The strange thing is that I just got back from a couple of very lovely and relaxing days at the coast with the man I love. Fabulous internet discount to a very nice hotel, delectable meals, gorgeous hike, tons of “us” time, and the precious and rare gift of sun and warmth at a Pacific Northwest beach. God spoiled us and my husband spoiled me.
How could I be so wasted? —I think it is a matter of balance. We had a glorious time reconnecting, refocusing, talking about life, and dreaming together. We explored and marveled at God’s creation. We held hands and just plain hung out. We were having such a grand time that we didn’t want to waste it sleeping. Up late and up early. We came home with our spirits refreshed and encouraged, and our bodies plum worn out. —Imbalance.
I’m not saying I think we ought to have done anything else, but it got me thinking. I don’t know if it is a human thing, a personality thing, or a maturity thing, but I am rather given to imbalance. Rarely do I manage to apply myself steadily and evenly to each of my various responsibilities, projects, and goals. I throw all my attention into one thing and neglect the rest until I simply can’t anymore.

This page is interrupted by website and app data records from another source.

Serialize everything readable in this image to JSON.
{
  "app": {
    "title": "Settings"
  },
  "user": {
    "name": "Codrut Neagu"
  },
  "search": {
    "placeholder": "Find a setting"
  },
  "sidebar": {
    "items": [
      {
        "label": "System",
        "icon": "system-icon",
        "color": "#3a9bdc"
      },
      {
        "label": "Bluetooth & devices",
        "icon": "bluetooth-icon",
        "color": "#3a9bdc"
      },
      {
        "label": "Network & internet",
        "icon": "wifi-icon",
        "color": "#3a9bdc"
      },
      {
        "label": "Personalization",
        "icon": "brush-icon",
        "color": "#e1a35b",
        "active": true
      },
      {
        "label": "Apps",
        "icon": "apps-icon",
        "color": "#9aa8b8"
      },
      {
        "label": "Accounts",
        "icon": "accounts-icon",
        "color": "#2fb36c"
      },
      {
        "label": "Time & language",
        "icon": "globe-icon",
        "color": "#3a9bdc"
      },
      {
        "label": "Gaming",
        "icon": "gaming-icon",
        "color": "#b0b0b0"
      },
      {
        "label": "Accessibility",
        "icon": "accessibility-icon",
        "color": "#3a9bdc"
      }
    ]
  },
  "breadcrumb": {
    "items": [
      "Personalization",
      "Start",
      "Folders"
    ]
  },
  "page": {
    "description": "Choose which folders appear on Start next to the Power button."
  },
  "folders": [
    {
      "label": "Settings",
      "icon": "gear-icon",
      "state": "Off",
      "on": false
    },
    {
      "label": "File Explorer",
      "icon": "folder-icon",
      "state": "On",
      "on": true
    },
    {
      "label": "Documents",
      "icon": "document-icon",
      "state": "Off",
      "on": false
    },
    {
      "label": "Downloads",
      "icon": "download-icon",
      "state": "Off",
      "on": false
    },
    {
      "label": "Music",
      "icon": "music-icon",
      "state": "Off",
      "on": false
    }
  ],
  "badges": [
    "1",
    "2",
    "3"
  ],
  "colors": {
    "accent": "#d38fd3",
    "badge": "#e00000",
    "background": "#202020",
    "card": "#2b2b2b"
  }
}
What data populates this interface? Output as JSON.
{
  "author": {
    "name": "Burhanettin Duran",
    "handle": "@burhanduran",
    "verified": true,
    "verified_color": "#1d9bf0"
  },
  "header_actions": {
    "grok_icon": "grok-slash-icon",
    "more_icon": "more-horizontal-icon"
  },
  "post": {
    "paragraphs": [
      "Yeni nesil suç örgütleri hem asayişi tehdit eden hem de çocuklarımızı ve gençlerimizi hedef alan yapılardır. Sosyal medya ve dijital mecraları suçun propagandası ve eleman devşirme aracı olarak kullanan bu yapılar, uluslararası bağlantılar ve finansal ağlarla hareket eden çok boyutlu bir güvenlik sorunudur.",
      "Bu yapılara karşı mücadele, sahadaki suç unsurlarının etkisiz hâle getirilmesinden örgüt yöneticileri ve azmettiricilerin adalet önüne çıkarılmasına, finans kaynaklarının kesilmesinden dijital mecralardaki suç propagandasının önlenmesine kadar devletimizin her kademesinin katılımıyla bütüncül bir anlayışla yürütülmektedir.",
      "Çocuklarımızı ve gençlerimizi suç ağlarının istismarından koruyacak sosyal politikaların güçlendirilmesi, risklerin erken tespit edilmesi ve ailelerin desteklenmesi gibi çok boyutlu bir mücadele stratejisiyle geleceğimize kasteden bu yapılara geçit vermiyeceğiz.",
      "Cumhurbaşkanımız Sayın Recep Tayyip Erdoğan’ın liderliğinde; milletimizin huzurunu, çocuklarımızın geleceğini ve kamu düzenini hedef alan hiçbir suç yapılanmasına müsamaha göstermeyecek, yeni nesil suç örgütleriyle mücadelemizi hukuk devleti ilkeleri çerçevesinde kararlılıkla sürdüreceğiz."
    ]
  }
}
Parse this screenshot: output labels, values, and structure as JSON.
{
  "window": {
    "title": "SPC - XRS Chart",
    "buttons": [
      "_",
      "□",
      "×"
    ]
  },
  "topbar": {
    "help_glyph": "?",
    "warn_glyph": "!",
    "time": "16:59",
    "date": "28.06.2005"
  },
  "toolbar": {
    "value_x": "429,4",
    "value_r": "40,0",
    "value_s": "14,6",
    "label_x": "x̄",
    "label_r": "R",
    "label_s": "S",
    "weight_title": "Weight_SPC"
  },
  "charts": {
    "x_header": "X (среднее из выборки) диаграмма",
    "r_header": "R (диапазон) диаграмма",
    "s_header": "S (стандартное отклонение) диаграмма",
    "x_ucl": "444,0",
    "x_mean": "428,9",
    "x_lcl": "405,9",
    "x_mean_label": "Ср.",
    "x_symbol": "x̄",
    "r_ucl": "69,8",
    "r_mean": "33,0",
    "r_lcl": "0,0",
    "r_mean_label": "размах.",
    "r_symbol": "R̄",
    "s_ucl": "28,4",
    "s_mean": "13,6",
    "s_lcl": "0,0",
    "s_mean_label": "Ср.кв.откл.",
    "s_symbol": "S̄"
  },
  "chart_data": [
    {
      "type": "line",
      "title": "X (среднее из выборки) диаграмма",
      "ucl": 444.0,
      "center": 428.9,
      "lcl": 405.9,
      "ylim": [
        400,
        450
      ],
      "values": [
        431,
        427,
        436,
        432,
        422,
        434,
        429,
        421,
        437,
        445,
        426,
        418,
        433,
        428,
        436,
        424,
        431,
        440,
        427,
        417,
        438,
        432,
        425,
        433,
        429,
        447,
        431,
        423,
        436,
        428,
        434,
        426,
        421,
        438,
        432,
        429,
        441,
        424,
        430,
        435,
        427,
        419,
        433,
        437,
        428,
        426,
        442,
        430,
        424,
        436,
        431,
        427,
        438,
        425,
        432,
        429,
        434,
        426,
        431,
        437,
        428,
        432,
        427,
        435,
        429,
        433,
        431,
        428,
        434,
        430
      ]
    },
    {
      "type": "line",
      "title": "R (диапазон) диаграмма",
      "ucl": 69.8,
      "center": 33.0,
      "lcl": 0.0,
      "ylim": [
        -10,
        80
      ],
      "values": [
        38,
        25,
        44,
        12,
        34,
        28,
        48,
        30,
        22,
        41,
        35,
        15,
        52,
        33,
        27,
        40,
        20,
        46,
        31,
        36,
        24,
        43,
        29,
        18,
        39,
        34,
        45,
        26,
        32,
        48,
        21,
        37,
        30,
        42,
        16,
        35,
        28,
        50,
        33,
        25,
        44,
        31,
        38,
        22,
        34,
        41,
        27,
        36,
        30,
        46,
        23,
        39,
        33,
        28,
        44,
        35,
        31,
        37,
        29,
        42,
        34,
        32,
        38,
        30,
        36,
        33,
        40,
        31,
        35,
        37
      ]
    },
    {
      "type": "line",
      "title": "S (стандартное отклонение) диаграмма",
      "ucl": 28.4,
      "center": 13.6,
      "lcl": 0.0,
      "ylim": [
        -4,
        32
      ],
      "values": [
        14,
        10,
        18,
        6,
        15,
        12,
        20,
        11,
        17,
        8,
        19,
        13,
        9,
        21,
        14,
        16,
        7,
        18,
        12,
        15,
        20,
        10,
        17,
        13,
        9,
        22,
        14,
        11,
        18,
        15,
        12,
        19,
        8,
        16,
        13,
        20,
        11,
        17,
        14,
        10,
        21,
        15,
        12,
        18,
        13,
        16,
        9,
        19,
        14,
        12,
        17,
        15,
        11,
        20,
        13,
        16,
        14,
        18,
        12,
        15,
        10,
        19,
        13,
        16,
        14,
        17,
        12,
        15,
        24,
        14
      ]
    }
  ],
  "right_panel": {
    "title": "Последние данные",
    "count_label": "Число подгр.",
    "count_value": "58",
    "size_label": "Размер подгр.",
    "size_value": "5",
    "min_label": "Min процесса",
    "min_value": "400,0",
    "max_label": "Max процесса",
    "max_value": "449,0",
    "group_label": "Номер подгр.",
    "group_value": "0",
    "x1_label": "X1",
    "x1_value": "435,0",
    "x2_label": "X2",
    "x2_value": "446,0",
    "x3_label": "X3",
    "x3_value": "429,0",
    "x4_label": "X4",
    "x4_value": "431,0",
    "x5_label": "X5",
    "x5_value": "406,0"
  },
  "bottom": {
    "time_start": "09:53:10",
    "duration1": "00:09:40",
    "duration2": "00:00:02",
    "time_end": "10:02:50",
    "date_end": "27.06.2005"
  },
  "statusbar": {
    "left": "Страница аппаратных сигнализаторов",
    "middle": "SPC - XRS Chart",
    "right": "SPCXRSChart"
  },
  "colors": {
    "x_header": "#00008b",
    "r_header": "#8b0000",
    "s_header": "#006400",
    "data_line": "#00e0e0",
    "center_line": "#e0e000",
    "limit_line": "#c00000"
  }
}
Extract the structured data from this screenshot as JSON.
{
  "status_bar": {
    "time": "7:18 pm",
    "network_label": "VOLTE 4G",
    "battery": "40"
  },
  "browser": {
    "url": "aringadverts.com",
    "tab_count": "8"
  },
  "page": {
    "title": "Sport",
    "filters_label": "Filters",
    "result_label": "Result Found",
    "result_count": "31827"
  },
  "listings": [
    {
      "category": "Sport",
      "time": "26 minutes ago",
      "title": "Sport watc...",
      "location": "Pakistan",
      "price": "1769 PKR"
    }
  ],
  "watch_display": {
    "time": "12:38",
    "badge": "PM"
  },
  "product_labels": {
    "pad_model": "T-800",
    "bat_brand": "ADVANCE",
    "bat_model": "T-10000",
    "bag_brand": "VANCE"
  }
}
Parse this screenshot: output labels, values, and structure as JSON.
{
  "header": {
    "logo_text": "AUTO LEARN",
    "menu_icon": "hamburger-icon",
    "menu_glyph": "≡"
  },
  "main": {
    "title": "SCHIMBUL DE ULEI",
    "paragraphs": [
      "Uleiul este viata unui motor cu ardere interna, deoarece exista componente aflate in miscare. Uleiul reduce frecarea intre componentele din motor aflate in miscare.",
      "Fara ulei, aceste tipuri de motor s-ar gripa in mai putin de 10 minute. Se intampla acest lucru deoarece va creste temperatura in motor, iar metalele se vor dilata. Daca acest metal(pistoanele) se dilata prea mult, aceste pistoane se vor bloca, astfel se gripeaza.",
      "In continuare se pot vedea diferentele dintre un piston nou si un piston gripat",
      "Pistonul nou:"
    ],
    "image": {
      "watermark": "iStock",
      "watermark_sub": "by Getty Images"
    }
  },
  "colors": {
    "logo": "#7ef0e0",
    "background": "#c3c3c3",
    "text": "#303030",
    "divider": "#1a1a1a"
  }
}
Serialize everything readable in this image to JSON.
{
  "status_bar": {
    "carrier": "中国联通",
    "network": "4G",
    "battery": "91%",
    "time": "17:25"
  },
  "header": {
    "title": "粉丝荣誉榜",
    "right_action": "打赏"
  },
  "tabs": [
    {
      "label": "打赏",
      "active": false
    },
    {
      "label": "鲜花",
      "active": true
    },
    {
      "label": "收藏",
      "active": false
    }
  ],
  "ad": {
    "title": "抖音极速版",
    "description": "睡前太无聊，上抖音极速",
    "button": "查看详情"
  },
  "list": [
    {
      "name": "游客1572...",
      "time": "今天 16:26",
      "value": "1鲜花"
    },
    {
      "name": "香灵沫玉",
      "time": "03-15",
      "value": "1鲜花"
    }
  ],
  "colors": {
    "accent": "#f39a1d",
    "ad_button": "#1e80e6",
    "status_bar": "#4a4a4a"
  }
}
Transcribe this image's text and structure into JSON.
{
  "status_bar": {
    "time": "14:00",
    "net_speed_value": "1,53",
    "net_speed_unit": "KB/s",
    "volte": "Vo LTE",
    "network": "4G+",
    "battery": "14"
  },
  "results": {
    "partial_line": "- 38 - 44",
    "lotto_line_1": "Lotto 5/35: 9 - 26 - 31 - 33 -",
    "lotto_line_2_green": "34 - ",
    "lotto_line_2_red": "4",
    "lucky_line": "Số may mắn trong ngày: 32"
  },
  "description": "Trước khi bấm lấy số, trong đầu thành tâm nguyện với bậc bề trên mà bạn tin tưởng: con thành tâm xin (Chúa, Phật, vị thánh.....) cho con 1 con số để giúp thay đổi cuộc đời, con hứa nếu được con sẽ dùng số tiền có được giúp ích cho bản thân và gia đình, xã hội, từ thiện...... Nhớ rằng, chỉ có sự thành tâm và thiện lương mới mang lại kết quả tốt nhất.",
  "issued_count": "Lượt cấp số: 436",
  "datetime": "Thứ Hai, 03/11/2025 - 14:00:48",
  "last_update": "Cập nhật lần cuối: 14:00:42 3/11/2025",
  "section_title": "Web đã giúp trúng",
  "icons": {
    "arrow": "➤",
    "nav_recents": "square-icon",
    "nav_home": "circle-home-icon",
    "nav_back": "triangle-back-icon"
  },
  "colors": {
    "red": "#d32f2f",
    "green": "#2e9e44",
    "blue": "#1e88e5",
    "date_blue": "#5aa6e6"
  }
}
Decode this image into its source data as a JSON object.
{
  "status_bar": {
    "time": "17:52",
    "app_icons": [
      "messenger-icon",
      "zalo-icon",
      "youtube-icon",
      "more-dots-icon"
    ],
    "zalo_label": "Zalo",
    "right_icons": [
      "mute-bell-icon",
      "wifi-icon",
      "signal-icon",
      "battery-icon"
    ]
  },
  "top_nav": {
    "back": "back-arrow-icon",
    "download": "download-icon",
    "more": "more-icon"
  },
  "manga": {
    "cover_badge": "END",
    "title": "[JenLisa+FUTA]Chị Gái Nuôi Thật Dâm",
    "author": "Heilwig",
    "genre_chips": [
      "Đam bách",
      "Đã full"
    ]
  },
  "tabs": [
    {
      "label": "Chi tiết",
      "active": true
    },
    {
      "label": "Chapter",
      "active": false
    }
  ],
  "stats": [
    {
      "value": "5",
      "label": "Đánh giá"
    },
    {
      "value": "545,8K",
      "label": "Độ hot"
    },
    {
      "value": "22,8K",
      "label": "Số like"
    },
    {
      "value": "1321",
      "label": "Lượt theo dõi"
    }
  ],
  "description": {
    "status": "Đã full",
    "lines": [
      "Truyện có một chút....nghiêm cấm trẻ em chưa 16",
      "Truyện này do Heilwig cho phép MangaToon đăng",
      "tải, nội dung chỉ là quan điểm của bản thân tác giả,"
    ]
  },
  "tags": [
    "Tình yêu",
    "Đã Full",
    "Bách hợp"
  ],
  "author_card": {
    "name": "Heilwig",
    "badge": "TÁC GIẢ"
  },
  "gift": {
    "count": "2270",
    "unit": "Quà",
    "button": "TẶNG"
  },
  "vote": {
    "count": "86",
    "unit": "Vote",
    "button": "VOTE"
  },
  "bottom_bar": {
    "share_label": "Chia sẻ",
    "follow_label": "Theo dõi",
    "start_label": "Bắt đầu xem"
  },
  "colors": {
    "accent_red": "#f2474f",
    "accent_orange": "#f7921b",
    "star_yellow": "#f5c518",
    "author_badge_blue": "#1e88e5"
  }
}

I’m just getting going on this blogging thing—I’m excited about it. I want to spend hours everyday checking my stats, customizing my pages, writing posts, editing and uploading pictures, learning about blogrolls, and visiting others’ pages. Even when I’m doing other things, I’m thinking about when I can sneak away and get back to the fascinating world of WordPress.
Blogging is a good thing to do, but it really oughtn’t trump study time, bill paying, building homeschool curriculum, prepping meals, doing the laundry, keeping up on correspondence, going to sleep at night, or caring for my children. These are important and necessary activities—most of them are even enjoyable and rewarding. Still, when something new grabs my attention it takes a while for it to get comfortably integrated into the rest of my life.
The same is true for me spiritually. As my theology is developed and sharpened, I go through phases. When I am wrestling with a concept or truth from the Bible, for a while it colors, dominates, or even eclipses other, balancing truths. In the last couple of years I’ve seen this happen as I have struggled with the issue of women in ministry, the nature of God’s relationship to time and free will agents, and the purpose and duration of the sign gifts. I think that where I have landed is solid, but I’ve seen within myself the potential to really ride the pendulum.
Either a woman should never teach a man in the church or the Pauline passages concerning male/female relationships in the church have no meaning at all. Everything that ever has happened or will happen is God’s will or God’s hands are basically tied because of the kind of universe He has created. The gifts of the Spirit are rarely bestowed and should not be expected or their absence means a lack of faith. Yeee-Haw!
This wild ride may be just a part of the process of finding a nice, steady gait, but it can be dangerous. I have been guilty of taking off at a full gallop, applying a concept to my experience and letting it shape my view of God before I have reconciled it with the rest of God’s revelation. The result is often disillusionment, confusion, or frustration. Not pretty.
I would do well to remember this tendency when I feel myself derailing spiritually. Time to immerse myself in God’s Word and get back on course with a fuller picture of who He is. However, I can never ride the pendulum too far in the direction of making Christ my love, my life, my goal, and my purpose. Utter devotion to Him is never unbalanced. A total saturation of Jesus in every area of my life will never lead me astray.